Go through the lines below and copy each one that holds the string "Notifications".

Page and application data records:
--

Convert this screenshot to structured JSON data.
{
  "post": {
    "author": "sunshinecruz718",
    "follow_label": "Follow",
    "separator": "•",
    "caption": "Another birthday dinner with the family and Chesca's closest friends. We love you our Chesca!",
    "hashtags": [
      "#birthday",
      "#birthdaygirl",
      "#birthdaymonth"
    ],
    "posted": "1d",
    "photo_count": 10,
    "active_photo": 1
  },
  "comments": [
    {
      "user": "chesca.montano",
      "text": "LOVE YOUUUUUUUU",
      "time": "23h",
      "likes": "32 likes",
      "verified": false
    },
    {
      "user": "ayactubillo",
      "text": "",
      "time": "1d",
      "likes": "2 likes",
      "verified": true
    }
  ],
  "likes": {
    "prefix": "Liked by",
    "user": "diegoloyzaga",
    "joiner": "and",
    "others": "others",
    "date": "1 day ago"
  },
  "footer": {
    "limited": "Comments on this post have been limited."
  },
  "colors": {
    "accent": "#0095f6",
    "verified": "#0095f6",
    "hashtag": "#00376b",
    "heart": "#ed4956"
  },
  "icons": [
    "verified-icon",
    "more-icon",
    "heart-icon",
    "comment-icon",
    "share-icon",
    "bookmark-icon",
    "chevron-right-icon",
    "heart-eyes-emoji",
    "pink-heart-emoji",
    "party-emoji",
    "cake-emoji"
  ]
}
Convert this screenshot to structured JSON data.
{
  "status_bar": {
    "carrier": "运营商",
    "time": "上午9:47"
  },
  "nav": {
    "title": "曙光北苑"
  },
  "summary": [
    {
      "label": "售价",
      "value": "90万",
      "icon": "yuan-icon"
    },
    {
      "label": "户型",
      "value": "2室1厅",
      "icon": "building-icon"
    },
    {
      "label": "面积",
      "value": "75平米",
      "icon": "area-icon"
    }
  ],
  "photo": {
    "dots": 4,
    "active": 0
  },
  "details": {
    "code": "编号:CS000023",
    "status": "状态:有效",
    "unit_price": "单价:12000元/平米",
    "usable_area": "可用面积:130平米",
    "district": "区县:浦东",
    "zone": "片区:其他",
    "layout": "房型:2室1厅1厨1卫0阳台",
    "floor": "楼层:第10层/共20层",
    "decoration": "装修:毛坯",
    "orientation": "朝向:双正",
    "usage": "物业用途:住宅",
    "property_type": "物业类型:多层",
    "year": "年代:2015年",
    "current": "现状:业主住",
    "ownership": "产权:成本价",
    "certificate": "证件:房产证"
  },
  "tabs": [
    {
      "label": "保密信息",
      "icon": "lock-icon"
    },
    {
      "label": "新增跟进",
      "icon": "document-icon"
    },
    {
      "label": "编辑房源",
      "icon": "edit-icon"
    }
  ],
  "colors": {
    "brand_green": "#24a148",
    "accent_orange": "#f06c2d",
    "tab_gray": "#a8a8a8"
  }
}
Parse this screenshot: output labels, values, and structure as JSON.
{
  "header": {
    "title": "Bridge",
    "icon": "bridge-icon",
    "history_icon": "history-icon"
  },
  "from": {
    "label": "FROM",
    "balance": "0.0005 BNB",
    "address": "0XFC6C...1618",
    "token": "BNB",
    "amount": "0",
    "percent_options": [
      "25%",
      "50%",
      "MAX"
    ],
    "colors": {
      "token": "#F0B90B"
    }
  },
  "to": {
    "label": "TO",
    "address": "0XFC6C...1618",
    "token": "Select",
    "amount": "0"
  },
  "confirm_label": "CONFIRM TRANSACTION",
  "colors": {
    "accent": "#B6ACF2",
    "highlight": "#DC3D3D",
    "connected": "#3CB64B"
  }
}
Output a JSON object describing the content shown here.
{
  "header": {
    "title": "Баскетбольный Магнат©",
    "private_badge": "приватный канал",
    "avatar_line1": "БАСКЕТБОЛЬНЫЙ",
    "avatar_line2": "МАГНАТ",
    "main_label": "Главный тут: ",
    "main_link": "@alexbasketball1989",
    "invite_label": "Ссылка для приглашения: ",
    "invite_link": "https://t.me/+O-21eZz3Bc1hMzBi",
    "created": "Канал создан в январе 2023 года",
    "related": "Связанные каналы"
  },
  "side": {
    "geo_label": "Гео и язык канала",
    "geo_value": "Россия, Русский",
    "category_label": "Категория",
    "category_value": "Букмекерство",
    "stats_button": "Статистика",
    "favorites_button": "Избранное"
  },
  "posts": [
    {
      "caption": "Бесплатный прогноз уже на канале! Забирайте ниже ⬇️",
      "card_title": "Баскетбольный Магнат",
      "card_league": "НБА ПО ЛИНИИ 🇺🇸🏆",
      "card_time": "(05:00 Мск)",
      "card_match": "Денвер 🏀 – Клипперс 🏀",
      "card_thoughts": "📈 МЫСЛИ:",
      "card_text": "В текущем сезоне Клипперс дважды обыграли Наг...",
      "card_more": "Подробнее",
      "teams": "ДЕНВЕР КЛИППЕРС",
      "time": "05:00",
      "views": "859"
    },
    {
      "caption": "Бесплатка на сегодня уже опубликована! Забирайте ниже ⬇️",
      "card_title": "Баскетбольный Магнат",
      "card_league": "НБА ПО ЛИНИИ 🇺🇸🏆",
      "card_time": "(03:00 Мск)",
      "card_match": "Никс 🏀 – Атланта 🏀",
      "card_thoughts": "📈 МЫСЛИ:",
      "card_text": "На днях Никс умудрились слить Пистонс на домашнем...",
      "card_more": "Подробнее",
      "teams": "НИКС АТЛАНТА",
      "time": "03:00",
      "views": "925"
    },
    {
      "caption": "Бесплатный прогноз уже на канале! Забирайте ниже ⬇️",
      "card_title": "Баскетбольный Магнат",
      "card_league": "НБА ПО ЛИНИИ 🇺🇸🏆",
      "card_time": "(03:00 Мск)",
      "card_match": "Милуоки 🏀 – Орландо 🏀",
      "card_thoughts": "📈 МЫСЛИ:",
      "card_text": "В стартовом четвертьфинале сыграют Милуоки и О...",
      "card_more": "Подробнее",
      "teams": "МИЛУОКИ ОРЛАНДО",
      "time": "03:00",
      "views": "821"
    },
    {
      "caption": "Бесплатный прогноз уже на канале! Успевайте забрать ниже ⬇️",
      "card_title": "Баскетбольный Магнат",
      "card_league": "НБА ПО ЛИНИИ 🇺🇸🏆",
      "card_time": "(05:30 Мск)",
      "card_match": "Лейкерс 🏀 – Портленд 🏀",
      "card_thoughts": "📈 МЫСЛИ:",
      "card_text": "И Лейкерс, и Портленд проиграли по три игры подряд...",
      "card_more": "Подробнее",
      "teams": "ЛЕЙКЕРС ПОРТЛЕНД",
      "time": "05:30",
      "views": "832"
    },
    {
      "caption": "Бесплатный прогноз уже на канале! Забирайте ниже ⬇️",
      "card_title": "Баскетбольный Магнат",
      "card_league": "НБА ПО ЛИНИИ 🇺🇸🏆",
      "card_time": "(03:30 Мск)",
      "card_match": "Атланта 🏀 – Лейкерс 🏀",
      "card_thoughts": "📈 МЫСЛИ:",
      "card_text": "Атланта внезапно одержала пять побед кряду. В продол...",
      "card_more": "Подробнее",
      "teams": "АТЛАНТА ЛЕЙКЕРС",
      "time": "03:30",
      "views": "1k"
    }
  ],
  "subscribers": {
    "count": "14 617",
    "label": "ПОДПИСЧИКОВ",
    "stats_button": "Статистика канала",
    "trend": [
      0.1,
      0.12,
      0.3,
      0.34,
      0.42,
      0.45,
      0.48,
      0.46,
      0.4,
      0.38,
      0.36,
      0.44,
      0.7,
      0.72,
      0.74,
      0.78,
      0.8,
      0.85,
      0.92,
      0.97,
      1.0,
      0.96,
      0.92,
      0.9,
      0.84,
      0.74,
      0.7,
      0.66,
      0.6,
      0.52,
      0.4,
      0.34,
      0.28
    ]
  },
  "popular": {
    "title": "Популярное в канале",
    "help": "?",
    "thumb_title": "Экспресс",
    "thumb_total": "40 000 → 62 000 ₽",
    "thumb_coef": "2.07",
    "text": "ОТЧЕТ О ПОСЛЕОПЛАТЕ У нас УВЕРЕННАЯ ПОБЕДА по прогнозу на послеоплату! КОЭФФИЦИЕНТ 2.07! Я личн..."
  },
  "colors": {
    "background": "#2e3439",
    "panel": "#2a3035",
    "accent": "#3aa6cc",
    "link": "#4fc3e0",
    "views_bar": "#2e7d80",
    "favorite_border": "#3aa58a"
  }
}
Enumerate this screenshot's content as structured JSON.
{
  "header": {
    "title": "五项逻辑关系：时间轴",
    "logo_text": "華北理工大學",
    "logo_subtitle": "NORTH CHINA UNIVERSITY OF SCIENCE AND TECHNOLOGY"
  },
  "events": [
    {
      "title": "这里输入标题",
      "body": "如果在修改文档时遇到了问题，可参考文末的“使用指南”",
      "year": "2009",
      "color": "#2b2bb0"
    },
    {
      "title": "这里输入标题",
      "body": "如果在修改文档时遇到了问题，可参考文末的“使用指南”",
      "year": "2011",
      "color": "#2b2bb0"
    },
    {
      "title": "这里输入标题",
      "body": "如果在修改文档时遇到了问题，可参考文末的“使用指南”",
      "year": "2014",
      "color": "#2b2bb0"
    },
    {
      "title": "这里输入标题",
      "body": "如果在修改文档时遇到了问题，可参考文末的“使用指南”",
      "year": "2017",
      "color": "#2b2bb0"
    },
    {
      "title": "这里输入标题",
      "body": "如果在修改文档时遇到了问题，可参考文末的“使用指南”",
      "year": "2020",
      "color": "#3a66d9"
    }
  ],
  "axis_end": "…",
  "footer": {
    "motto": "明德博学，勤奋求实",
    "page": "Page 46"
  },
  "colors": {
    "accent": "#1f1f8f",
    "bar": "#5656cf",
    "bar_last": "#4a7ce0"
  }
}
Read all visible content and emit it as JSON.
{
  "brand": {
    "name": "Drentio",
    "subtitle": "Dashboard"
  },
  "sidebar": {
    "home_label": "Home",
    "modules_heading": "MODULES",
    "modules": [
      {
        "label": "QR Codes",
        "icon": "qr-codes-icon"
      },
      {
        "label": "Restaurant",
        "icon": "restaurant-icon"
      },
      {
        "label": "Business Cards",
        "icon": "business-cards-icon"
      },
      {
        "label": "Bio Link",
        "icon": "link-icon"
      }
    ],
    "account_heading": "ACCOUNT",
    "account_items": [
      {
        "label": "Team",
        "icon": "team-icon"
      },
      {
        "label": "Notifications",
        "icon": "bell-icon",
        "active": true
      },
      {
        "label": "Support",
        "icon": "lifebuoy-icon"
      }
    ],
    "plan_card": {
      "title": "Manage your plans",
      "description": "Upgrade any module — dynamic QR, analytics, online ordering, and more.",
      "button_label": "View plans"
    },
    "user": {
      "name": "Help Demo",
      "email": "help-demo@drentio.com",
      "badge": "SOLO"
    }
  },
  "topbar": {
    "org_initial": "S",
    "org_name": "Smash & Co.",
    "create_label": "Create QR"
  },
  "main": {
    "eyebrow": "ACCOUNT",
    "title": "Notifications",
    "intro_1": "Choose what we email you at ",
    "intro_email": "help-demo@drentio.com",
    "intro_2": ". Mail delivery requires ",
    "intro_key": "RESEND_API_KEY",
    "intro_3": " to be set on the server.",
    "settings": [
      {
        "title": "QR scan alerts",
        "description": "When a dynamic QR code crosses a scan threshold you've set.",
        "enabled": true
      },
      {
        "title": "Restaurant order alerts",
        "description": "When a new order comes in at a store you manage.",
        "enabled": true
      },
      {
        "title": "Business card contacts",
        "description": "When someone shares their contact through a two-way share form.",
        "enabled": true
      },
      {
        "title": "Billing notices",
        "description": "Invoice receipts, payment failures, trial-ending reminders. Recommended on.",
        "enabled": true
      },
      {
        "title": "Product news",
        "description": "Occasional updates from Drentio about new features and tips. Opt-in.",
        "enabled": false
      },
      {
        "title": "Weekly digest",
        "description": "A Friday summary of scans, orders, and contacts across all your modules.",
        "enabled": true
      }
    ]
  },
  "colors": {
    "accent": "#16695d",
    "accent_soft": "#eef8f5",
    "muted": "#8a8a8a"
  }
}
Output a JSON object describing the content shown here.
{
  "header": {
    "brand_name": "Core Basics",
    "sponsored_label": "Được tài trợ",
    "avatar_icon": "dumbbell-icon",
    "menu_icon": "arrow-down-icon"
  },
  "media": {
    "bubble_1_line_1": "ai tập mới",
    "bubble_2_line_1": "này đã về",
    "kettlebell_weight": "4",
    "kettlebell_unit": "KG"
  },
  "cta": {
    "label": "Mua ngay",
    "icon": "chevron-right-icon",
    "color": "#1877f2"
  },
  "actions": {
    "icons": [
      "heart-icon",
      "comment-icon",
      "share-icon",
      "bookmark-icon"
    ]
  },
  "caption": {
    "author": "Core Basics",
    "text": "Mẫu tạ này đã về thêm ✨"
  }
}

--

**EXERCISE OUTPUT**
        "label": "Notifications",
    "title": "Notifications",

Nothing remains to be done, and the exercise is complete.